I think what lets this film down the most is that the consequences just don’t feel that vital. Whilst you know what’s going on, you never get a real sense of danger and that feeling that they’re not going to achieve rescuing the majority of people. When there are no stakes, there’s nothing driving you towards getting emotionally invested.
Cast : Renee Zellweger, Colin Firth, Patrick Dempsey, Sarah Solemani and Sally Phillips
Plot : Bridget (Zellweger) is firmly in her midlife crisis safe and has largely accepted that she’s never going to get with anyone, so one day she joins Miranda (Solemani) in going to a festival. There she meets the hugely successful romance expert, Jack (Dempsey) and the two quickly have sex before Bridget leaves in the morning.

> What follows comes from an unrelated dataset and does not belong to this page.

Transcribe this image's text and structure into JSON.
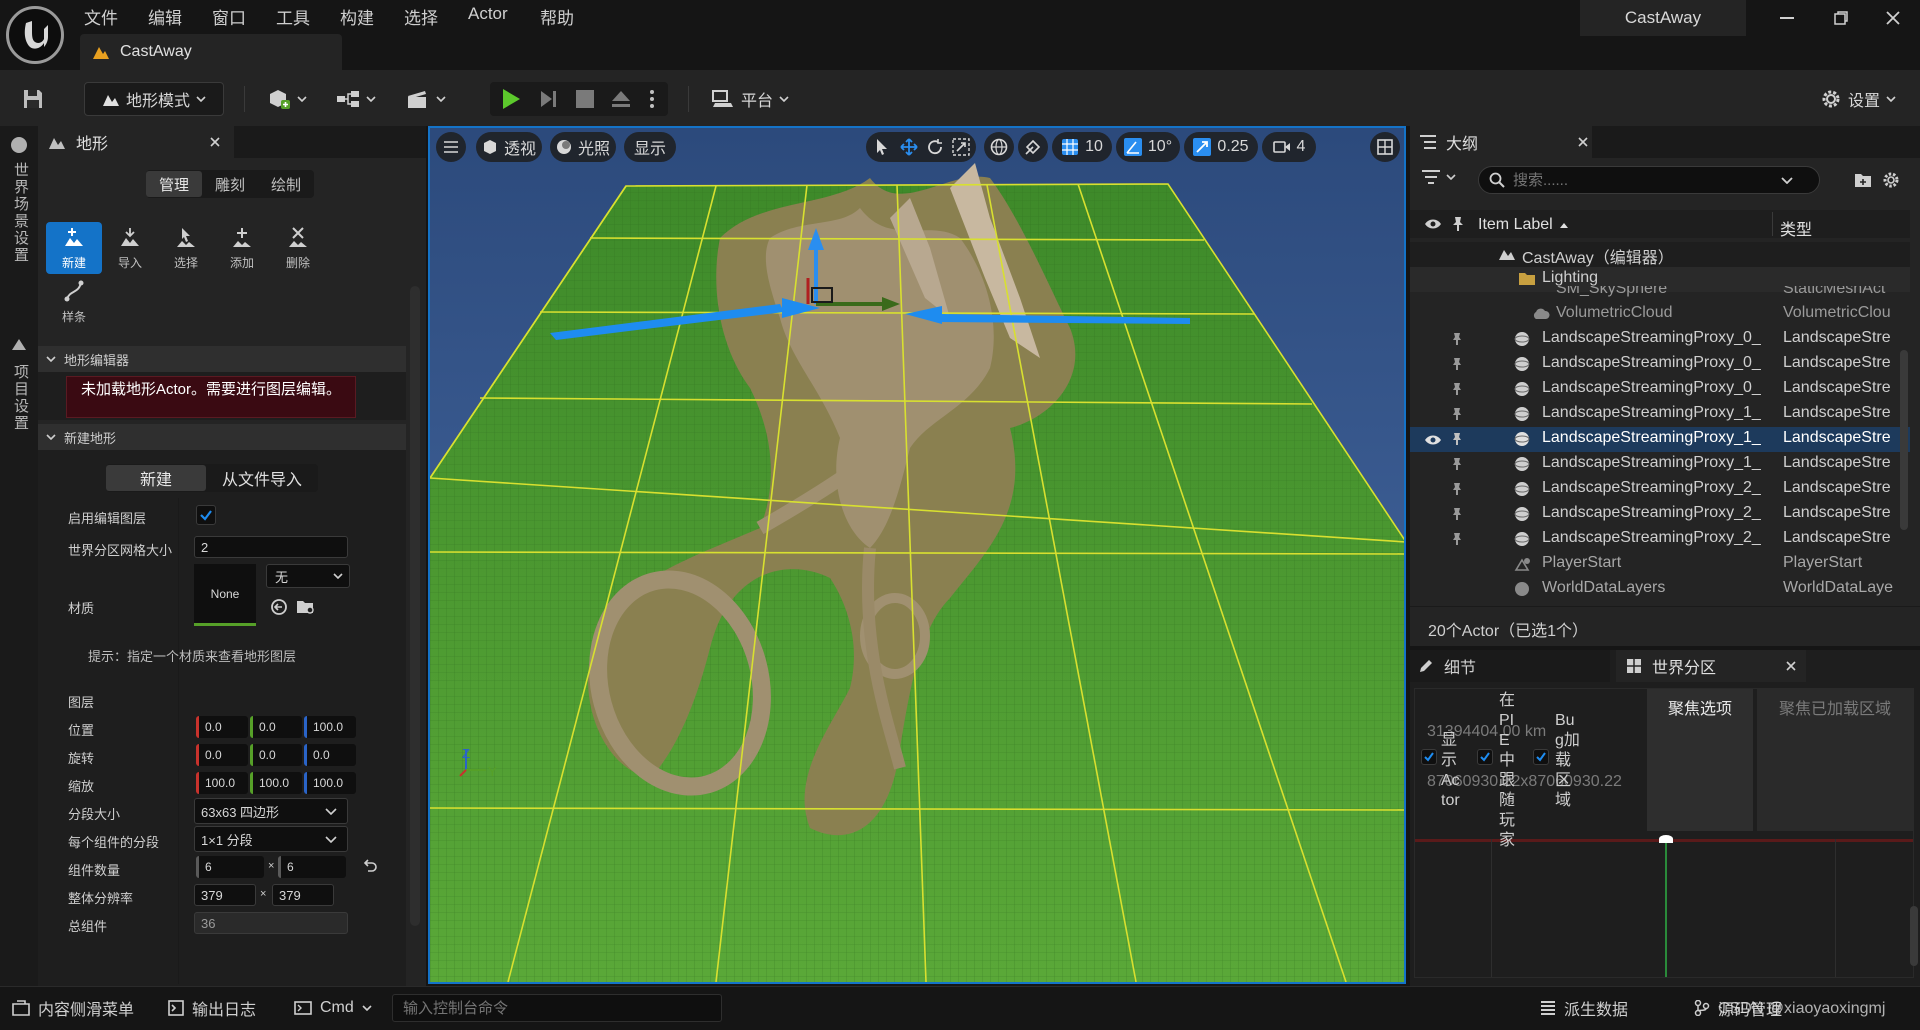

The next day Bridget runs into old flame, Mark (Firth) and it again ends in her having sex. Several weeks later Bridget realises that she is pregnant, but she isn’t sure who the father is and therefore tells both of them that it is their child, but it isn’t long before they find out the truth and there is a rivalry between Mark and Jack.
Why in this position: “Bridget’s Back” bellowed the tag line for yet another trilogy completer, but the problem with any trilogy that you face is that realistically you need to have seen the first two to have any real sense of what is truly going on. I’d never seen either of the first two Bridget Jones films, so this meant that I was effectively going in blind.
Ignoring that I tried to get into the film and there were some bits that I genuinely enjoyed about it. It is a very feel-good comedy, and I do like the concept, afterall, it’s a fairly routine plot as one that has been done before.. The execution Is fine and overall there aren’t really any major complaints that I have with the film’s relatively long run time. The acting is competent and the telling of the story is relatively well structured, even if the ending is a little tooing and froing.
I can’t quite put my finger on why I didn’t like it. It’s not an awful film by any stretch, and I suppose being this high up on the list isn’t a bad thing when you see how many films I’ve watched this year, but is this something that I would actively watch again? No, probably not.
Maybe it’s one of those that you really have to watch with the first two to get in the swing of it.